10. Bergman PJ, McKnight J, Novosad A et al. (), Long-term survival of dogs with advanced malignant melanoma after DNA vaccination with xenogeneic human tyrosinase: a phase I trial, Clin.Cancer Res. 2003;9: 1284-1290
11. Bergman PJ, Wolchok JD (), Of Mice and Men (and Dogs): Development of a Xenogeneic DNA Vaccine for Canine Oral Malignant Melanoma, Cancer Therapy 2008;6: 817-826
12. Liao JC, Gregor P, Wolchok JD et al. (), Vaccination with human tyrosinase DNA induces antibody responses in dogs with advanced melanoma, Cancer Immun. 2006;6: 8
13. Goubier A, Fuhrmann L, Forest L et al. (), Superiority of needle-free transdermal plasmid delivery for the induction of antigen-specific IFNgamma T cell responses in the dog, Vaccine 2008;26: 2186-2190
14. MacDonald VS, Thamm DH, Kurzman ID et al. (), Does L-asparaginase influence efficacy or toxicity when added to a standard CHOP protocol for dogs with lymphoma?, J.Vet.Intern.Med. 2005;19: 732-736

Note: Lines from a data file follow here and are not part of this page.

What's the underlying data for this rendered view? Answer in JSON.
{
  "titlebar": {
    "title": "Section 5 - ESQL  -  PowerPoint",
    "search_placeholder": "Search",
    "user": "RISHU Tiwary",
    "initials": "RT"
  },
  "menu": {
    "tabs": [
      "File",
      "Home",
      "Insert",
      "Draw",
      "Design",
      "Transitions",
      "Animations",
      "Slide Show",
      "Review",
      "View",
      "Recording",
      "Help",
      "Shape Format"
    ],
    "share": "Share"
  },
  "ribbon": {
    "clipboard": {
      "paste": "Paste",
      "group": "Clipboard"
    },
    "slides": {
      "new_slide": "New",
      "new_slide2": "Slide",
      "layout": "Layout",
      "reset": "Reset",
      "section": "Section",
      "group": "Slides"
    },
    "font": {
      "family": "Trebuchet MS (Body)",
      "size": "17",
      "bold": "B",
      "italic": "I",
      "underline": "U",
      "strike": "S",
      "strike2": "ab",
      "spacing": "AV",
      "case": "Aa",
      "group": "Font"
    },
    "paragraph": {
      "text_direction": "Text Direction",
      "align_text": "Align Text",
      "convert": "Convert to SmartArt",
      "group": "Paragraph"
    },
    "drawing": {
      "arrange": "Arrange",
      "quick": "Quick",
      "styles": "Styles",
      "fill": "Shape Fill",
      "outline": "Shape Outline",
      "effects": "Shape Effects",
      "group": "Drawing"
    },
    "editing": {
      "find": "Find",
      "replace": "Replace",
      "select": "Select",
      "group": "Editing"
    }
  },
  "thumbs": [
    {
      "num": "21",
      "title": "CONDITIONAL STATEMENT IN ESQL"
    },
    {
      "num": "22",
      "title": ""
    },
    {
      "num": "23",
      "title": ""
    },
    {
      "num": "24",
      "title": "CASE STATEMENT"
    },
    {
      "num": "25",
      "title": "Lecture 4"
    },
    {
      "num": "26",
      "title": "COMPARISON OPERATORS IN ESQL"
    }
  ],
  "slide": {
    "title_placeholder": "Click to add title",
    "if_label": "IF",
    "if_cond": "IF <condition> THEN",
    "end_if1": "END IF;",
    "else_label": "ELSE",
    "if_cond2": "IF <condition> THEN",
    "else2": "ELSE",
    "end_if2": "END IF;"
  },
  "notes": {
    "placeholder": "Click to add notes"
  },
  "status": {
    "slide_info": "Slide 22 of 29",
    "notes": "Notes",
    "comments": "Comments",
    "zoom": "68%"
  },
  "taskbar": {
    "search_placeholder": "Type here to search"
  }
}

15. Jeffreys AB, Knapp DW, Carlton WW et al. (), Influence of asparaginase on a combination chemotherapy protocol for canine multicentric lymphoma, J.Am.Anim Hosp.Assoc. 2005;41: 221-226
16. Mahoney JA, Bergman PJ, Camps-Palau MA et al. (), Treatment of doxorubicin extravasation with intravenous dexrazoxane in a cat, J.Vet.Intern.Med. 2007;21: 872-873